● TASK BRIEF:
Verbatim reproduction of the entries is required; images must be omitted.

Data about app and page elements
◆ ◆ ◆ ◆
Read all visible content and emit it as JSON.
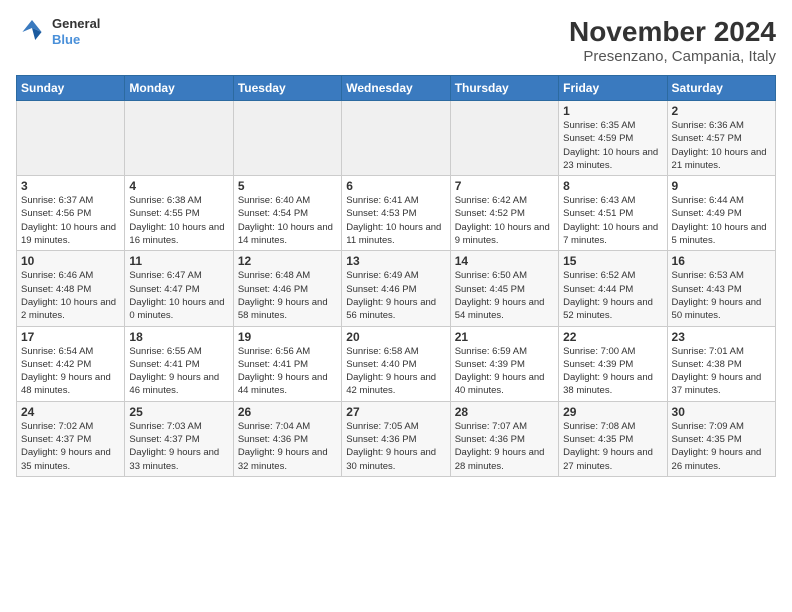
{
  "logo": {
    "line1": "General",
    "line2": "Blue"
  },
  "title": "November 2024",
  "subtitle": "Presenzano, Campania, Italy",
  "weekdays": [
    "Sunday",
    "Monday",
    "Tuesday",
    "Wednesday",
    "Thursday",
    "Friday",
    "Saturday"
  ],
  "weeks": [
    [
      {
        "day": "",
        "info": ""
      },
      {
        "day": "",
        "info": ""
      },
      {
        "day": "",
        "info": ""
      },
      {
        "day": "",
        "info": ""
      },
      {
        "day": "",
        "info": ""
      },
      {
        "day": "1",
        "info": "Sunrise: 6:35 AM\nSunset: 4:59 PM\nDaylight: 10 hours and 23 minutes."
      },
      {
        "day": "2",
        "info": "Sunrise: 6:36 AM\nSunset: 4:57 PM\nDaylight: 10 hours and 21 minutes."
      }
    ],
    [
      {
        "day": "3",
        "info": "Sunrise: 6:37 AM\nSunset: 4:56 PM\nDaylight: 10 hours and 19 minutes."
      },
      {
        "day": "4",
        "info": "Sunrise: 6:38 AM\nSunset: 4:55 PM\nDaylight: 10 hours and 16 minutes."
      },
      {
        "day": "5",
        "info": "Sunrise: 6:40 AM\nSunset: 4:54 PM\nDaylight: 10 hours and 14 minutes."
      },
      {
        "day": "6",
        "info": "Sunrise: 6:41 AM\nSunset: 4:53 PM\nDaylight: 10 hours and 11 minutes."
      },
      {
        "day": "7",
        "info": "Sunrise: 6:42 AM\nSunset: 4:52 PM\nDaylight: 10 hours and 9 minutes."
      },
      {
        "day": "8",
        "info": "Sunrise: 6:43 AM\nSunset: 4:51 PM\nDaylight: 10 hours and 7 minutes."
      },
      {
        "day": "9",
        "info": "Sunrise: 6:44 AM\nSunset: 4:49 PM\nDaylight: 10 hours and 5 minutes."
      }
    ],
    [
      {
        "day": "10",
        "info": "Sunrise: 6:46 AM\nSunset: 4:48 PM\nDaylight: 10 hours and 2 minutes."
      },
      {
        "day": "11",
        "info": "Sunrise: 6:47 AM\nSunset: 4:47 PM\nDaylight: 10 hours and 0 minutes."
      },
      {
        "day": "12",
        "info": "Sunrise: 6:48 AM\nSunset: 4:46 PM\nDaylight: 9 hours and 58 minutes."
      },
      {
        "day": "13",
        "info": "Sunrise: 6:49 AM\nSunset: 4:46 PM\nDaylight: 9 hours and 56 minutes."
      },
      {
        "day": "14",
        "info": "Sunrise: 6:50 AM\nSunset: 4:45 PM\nDaylight: 9 hours and 54 minutes."
      },
      {
        "day": "15",
        "info": "Sunrise: 6:52 AM\nSunset: 4:44 PM\nDaylight: 9 hours and 52 minutes."
      },
      {
        "day": "16",
        "info": "Sunrise: 6:53 AM\nSunset: 4:43 PM\nDaylight: 9 hours and 50 minutes."
      }
    ],
    [
      {
        "day": "17",
        "info": "Sunrise: 6:54 AM\nSunset: 4:42 PM\nDaylight: 9 hours and 48 minutes."
      },
      {
        "day": "18",
        "info": "Sunrise: 6:55 AM\nSunset: 4:41 PM\nDaylight: 9 hours and 46 minutes."
      },
      {
        "day": "19",
        "info": "Sunrise: 6:56 AM\nSunset: 4:41 PM\nDaylight: 9 hours and 44 minutes."
      },
      {
        "day": "20",
        "info": "Sunrise: 6:58 AM\nSunset: 4:40 PM\nDaylight: 9 hours and 42 minutes."
      },
      {
        "day": "21",
        "info": "Sunrise: 6:59 AM\nSunset: 4:39 PM\nDaylight: 9 hours and 40 minutes."
      },
      {
        "day": "22",
        "info": "Sunrise: 7:00 AM\nSunset: 4:39 PM\nDaylight: 9 hours and 38 minutes."
      },
      {
        "day": "23",
        "info": "Sunrise: 7:01 AM\nSunset: 4:38 PM\nDaylight: 9 hours and 37 minutes."
      }
    ],
    [
      {
        "day": "24",
        "info": "Sunrise: 7:02 AM\nSunset: 4:37 PM\nDaylight: 9 hours and 35 minutes."
      },
      {
        "day": "25",
        "info": "Sunrise: 7:03 AM\nSunset: 4:37 PM\nDaylight: 9 hours and 33 minutes."
      },
      {
        "day": "26",
        "info": "Sunrise: 7:04 AM\nSunset: 4:36 PM\nDaylight: 9 hours and 32 minutes."
      },
      {
        "day": "27",
        "info": "Sunrise: 7:05 AM\nSunset: 4:36 PM\nDaylight: 9 hours and 30 minutes."
      },
      {
        "day": "28",
        "info": "Sunrise: 7:07 AM\nSunset: 4:36 PM\nDaylight: 9 hours and 28 minutes."
      },
      {
        "day": "29",
        "info": "Sunrise: 7:08 AM\nSunset: 4:35 PM\nDaylight: 9 hours and 27 minutes."
      },
      {
        "day": "30",
        "info": "Sunrise: 7:09 AM\nSunset: 4:35 PM\nDaylight: 9 hours and 26 minutes."
      }
    ]
  ]
}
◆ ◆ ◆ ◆
● ANSWER BELOW:
Read all visible content and emit it as JSON.
{
  "logo": {
    "line1": "General",
    "line2": "Blue"
  },
  "title": "November 2024",
  "subtitle": "Presenzano, Campania, Italy",
  "weekdays": [
    "Sunday",
    "Monday",
    "Tuesday",
    "Wednesday",
    "Thursday",
    "Friday",
    "Saturday"
  ],
  "weeks": [
    [
      {
        "day": "",
        "info": ""
      },
      {
        "day": "",
        "info": ""
      },
      {
        "day": "",
        "info": ""
      },
      {
        "day": "",
        "info": ""
      },
      {
        "day": "",
        "info": ""
      },
      {
        "day": "1",
        "info": "Sunrise: 6:35 AM\nSunset: 4:59 PM\nDaylight: 10 hours and 23 minutes."
      },
      {
        "day": "2",
        "info": "Sunrise: 6:36 AM\nSunset: 4:57 PM\nDaylight: 10 hours and 21 minutes."
      }
    ],
    [
      {
        "day": "3",
        "info": "Sunrise: 6:37 AM\nSunset: 4:56 PM\nDaylight: 10 hours and 19 minutes."
      },
      {
        "day": "4",
        "info": "Sunrise: 6:38 AM\nSunset: 4:55 PM\nDaylight: 10 hours and 16 minutes."
      },
      {
        "day": "5",
        "info": "Sunrise: 6:40 AM\nSunset: 4:54 PM\nDaylight: 10 hours and 14 minutes."
      },
      {
        "day": "6",
        "info": "Sunrise: 6:41 AM\nSunset: 4:53 PM\nDaylight: 10 hours and 11 minutes."
      },
      {
        "day": "7",
        "info": "Sunrise: 6:42 AM\nSunset: 4:52 PM\nDaylight: 10 hours and 9 minutes."
      },
      {
        "day": "8",
        "info": "Sunrise: 6:43 AM\nSunset: 4:51 PM\nDaylight: 10 hours and 7 minutes."
      },
      {
        "day": "9",
        "info": "Sunrise: 6:44 AM\nSunset: 4:49 PM\nDaylight: 10 hours and 5 minutes."
      }
    ],
    [
      {
        "day": "10",
        "info": "Sunrise: 6:46 AM\nSunset: 4:48 PM\nDaylight: 10 hours and 2 minutes."
      },
      {
        "day": "11",
        "info": "Sunrise: 6:47 AM\nSunset: 4:47 PM\nDaylight: 10 hours and 0 minutes."
      },
      {
        "day": "12",
        "info": "Sunrise: 6:48 AM\nSunset: 4:46 PM\nDaylight: 9 hours and 58 minutes."
      },
      {
        "day": "13",
        "info": "Sunrise: 6:49 AM\nSunset: 4:46 PM\nDaylight: 9 hours and 56 minutes."
      },
      {
        "day": "14",
        "info": "Sunrise: 6:50 AM\nSunset: 4:45 PM\nDaylight: 9 hours and 54 minutes."
      },
      {
        "day": "15",
        "info": "Sunrise: 6:52 AM\nSunset: 4:44 PM\nDaylight: 9 hours and 52 minutes."
      },
      {
        "day": "16",
        "info": "Sunrise: 6:53 AM\nSunset: 4:43 PM\nDaylight: 9 hours and 50 minutes."
      }
    ],
    [
      {
        "day": "17",
        "info": "Sunrise: 6:54 AM\nSunset: 4:42 PM\nDaylight: 9 hours and 48 minutes."
      },
      {
        "day": "18",
        "info": "Sunrise: 6:55 AM\nSunset: 4:41 PM\nDaylight: 9 hours and 46 minutes."
      },
      {
        "day": "19",
        "info": "Sunrise: 6:56 AM\nSunset: 4:41 PM\nDaylight: 9 hours and 44 minutes."
      },
      {
        "day": "20",
        "info": "Sunrise: 6:58 AM\nSunset: 4:40 PM\nDaylight: 9 hours and 42 minutes."
      },
      {
        "day": "21",
        "info": "Sunrise: 6:59 AM\nSunset: 4:39 PM\nDaylight: 9 hours and 40 minutes."
      },
      {
        "day": "22",
        "info": "Sunrise: 7:00 AM\nSunset: 4:39 PM\nDaylight: 9 hours and 38 minutes."
      },
      {
        "day": "23",
        "info": "Sunrise: 7:01 AM\nSunset: 4:38 PM\nDaylight: 9 hours and 37 minutes."
      }
    ],
    [
      {
        "day": "24",
        "info": "Sunrise: 7:02 AM\nSunset: 4:37 PM\nDaylight: 9 hours and 35 minutes."
      },
      {
        "day": "25",
        "info": "Sunrise: 7:03 AM\nSunset: 4:37 PM\nDaylight: 9 hours and 33 minutes."
      },
      {
        "day": "26",
        "info": "Sunrise: 7:04 AM\nSunset: 4:36 PM\nDaylight: 9 hours and 32 minutes."
      },
      {
        "day": "27",
        "info": "Sunrise: 7:05 AM\nSunset: 4:36 PM\nDaylight: 9 hours and 30 minutes."
      },
      {
        "day": "28",
        "info": "Sunrise: 7:07 AM\nSunset: 4:36 PM\nDaylight: 9 hours and 28 minutes."
      },
      {
        "day": "29",
        "info": "Sunrise: 7:08 AM\nSunset: 4:35 PM\nDaylight: 9 hours and 27 minutes."
      },
      {
        "day": "30",
        "info": "Sunrise: 7:09 AM\nSunset: 4:35 PM\nDaylight: 9 hours and 26 minutes."
      }
    ]
  ]
}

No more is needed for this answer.